to guide group discussion:
1. IVF is largely considered a huge blessing to infertile couples. After studying the ways IVF, and the fertility industry as a whole, can be used, has your opinion changed or remained the same? Why?
2. Discuss some of the health risks associated with egg procurement. Does the fertility industry adequately inform and compensate the women they recruit of these risks?
3. What’s the difference between a traditional surrogate and a gestational surrogate/carrier? Is one less ethically charged than the other?
4. If women living in poverty can earn money for their families through surrogacy, why shouldn’t they be allowed to do it?
5. What would you say to a loved one who was considering earning money by being an egg donor?
6. What would you say to a loved one who was considering being a surrogate?
7. Given that there is a marketplace for purchasing babies, do egg donors and surrogates bear any responsibility for contributing to it? Why or why not?
8. Are you surprised that the fertility industry in the United States is not more regulated (particularly since most countries of the developed world have outlawed egg donation and surrogacy)?
9. Considering the impacts of surrogacy and egg “donation,” should they be legal? If legal, what conditions would you impose?
10. What role has feminism, the push for women in careers, and the later age of marriage played on a rapidly expanding fertility industry (“Big Fertility”)?
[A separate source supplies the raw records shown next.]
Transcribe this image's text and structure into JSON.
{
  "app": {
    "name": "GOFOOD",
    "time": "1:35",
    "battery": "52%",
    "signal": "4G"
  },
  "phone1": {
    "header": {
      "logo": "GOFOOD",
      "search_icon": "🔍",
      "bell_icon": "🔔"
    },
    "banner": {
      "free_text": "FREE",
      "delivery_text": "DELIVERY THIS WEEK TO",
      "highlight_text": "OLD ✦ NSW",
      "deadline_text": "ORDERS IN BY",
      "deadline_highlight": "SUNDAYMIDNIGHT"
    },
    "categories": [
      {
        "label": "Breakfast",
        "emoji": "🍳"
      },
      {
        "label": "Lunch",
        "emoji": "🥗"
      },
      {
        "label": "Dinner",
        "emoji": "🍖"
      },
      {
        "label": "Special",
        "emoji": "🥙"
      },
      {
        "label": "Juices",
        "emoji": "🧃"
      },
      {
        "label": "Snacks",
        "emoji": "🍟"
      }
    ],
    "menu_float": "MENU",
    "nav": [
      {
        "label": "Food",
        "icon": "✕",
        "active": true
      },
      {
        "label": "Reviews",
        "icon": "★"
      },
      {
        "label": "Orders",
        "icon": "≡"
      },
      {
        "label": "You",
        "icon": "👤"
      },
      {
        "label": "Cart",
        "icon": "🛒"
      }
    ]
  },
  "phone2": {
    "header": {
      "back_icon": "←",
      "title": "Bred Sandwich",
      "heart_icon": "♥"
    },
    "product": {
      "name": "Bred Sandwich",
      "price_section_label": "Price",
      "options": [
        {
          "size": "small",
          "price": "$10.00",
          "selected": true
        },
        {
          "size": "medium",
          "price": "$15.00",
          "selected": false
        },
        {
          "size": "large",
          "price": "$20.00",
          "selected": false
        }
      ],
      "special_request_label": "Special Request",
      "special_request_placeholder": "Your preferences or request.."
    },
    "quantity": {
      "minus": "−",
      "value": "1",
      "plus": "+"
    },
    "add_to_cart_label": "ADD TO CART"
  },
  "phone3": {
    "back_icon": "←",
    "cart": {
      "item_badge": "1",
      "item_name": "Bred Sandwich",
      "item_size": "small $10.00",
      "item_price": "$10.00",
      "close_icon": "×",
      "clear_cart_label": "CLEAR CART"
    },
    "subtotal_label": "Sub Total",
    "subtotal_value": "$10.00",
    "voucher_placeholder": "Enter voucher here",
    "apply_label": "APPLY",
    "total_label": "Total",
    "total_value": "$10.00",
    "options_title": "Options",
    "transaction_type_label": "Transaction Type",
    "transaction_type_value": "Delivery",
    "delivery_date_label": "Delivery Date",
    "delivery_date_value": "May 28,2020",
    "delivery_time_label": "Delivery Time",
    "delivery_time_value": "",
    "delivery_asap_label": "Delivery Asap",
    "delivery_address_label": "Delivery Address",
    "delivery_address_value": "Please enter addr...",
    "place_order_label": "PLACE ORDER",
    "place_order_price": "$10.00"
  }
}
11. Is there a form of eugenics occurring in the manner in which fertility companies recruit and select egg and sperm “donors?” Should parents be able to engineer the “perfect child?” (Eugenics: A system that would allow for “the more suitable races or strains of blood to have a better chance of prevailing over the less suitable.” -Francis Galton)